PROMPT = Lines in the listing below containing the string "size" are to be identified and copied.
-- RECORD EXCERPTS follows --
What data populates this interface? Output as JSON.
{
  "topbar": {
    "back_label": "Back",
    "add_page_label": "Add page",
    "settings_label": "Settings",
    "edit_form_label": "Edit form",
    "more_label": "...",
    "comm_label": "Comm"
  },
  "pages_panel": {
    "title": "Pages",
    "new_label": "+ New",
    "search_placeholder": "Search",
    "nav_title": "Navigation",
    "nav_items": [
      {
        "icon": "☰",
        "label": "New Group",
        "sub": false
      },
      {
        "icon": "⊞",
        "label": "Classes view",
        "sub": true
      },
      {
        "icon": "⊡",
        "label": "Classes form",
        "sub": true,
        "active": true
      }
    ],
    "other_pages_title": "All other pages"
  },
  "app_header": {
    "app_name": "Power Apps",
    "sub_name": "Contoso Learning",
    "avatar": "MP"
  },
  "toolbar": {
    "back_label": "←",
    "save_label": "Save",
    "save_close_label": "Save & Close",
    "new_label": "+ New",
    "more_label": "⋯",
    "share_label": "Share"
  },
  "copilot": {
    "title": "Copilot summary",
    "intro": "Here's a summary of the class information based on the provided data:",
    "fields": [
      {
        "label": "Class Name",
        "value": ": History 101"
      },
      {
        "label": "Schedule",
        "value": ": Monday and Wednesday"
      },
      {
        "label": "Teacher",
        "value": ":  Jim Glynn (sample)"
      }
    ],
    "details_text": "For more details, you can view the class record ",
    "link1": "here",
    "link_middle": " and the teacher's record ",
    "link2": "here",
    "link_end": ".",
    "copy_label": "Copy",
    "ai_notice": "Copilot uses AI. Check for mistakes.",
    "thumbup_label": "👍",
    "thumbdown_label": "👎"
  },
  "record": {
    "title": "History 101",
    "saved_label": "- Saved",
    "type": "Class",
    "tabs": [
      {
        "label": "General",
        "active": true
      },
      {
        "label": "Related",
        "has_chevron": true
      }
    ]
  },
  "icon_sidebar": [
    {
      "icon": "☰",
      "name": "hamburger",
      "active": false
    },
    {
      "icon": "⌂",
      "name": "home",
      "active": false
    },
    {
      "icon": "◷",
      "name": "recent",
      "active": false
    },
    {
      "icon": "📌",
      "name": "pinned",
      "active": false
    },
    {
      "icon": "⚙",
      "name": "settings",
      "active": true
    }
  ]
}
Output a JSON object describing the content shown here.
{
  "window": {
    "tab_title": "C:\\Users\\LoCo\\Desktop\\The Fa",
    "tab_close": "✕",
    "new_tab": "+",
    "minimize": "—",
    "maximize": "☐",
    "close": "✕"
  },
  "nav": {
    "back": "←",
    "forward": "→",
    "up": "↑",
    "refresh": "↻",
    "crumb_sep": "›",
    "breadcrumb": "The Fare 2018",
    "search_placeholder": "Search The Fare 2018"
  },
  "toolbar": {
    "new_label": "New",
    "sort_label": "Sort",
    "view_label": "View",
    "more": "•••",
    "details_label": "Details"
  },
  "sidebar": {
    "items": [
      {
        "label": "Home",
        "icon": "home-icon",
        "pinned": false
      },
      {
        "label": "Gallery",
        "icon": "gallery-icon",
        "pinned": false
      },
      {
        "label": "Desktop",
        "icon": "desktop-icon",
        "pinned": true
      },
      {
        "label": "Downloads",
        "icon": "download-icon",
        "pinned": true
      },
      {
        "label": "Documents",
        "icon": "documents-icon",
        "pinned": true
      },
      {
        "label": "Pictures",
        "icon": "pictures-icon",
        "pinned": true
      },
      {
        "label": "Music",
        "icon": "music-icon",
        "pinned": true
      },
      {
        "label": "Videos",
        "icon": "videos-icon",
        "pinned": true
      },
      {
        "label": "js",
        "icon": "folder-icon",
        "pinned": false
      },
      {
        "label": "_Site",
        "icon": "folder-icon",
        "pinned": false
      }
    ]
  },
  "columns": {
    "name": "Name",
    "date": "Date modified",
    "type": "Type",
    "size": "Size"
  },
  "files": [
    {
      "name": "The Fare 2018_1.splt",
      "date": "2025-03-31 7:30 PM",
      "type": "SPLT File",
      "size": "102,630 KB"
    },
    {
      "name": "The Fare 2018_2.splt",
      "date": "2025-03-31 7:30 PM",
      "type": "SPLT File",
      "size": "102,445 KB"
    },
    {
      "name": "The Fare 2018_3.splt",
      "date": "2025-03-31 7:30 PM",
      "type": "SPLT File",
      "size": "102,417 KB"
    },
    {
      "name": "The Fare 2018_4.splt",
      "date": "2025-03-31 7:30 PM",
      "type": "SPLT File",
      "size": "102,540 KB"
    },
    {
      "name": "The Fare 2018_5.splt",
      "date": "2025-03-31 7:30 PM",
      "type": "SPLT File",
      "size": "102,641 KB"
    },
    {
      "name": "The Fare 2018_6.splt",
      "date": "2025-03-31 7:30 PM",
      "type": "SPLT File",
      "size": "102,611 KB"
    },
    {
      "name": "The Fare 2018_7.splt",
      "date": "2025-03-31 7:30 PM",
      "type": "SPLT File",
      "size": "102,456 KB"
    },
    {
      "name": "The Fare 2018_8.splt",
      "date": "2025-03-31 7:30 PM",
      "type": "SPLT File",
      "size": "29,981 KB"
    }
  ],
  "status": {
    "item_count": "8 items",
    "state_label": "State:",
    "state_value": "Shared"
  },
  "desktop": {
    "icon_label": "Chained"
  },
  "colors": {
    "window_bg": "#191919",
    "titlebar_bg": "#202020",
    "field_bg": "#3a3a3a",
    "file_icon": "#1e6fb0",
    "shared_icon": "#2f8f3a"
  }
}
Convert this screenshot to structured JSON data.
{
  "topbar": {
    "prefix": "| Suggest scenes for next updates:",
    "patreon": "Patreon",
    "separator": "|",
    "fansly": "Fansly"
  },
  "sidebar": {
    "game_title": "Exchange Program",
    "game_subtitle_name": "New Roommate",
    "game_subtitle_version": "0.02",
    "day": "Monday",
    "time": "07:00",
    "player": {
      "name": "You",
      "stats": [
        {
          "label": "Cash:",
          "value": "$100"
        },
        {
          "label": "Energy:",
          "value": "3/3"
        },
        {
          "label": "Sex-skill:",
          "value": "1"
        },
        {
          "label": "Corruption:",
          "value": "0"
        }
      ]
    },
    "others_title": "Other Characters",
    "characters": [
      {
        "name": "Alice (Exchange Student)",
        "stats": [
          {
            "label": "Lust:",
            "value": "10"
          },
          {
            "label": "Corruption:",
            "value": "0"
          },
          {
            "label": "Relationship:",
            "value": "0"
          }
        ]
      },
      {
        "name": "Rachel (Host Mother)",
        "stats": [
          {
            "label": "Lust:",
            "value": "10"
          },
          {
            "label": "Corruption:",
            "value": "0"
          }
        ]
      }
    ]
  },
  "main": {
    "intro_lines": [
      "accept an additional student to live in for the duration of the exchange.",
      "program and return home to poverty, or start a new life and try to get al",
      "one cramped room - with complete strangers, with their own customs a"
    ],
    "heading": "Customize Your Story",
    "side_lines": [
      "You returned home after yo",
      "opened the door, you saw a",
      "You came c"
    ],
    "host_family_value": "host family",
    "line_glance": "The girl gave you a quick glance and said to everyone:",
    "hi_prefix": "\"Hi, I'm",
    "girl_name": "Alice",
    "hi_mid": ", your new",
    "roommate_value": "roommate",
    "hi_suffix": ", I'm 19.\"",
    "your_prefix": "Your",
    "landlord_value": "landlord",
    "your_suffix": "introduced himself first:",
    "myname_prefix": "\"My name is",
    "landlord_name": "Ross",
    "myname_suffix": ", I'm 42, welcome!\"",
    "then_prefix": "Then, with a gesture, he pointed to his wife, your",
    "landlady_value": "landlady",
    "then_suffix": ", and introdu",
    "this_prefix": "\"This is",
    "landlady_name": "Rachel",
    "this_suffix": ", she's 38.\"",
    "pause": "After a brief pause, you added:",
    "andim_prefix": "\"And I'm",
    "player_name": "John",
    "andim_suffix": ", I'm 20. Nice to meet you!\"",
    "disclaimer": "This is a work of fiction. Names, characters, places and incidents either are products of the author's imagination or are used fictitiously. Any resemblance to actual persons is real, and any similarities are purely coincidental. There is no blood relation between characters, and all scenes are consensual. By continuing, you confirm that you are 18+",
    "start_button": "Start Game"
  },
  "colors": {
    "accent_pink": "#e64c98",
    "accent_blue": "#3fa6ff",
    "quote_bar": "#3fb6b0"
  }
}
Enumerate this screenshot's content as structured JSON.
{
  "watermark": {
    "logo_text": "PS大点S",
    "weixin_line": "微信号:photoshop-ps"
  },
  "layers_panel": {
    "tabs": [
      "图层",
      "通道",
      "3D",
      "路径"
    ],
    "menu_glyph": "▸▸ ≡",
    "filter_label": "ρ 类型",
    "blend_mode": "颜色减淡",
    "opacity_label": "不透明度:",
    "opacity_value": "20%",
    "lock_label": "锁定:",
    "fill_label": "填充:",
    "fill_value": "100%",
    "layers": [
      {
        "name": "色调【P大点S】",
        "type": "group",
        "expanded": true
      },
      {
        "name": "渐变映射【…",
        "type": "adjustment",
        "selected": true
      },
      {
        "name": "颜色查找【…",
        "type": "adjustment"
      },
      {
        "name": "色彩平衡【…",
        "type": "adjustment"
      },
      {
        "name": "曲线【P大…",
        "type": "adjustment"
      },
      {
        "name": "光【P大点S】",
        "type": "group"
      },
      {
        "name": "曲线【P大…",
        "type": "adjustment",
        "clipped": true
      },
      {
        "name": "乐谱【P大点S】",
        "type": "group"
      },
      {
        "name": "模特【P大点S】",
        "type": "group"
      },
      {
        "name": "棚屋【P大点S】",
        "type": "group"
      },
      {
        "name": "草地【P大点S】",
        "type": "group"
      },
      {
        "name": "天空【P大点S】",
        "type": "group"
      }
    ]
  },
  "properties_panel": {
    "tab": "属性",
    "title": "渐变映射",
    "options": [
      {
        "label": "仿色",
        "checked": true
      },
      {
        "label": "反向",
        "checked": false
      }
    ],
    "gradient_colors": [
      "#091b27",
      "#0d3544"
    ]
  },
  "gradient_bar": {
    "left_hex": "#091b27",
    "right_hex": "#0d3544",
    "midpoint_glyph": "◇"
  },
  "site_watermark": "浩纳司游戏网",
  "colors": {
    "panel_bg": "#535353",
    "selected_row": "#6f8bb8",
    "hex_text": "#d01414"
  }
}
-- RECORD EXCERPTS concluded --
SOLUTION FOR THIS PROBLEM =
    "size": "Size"
      "size": "102,630 KB"
      "size": "102,445 KB"
      "size": "102,417 KB"
      "size": "102,540 KB"
      "size": "102,641 KB"
      "size": "102,611 KB"
      "size": "102,456 KB"
      "size": "29,981 KB"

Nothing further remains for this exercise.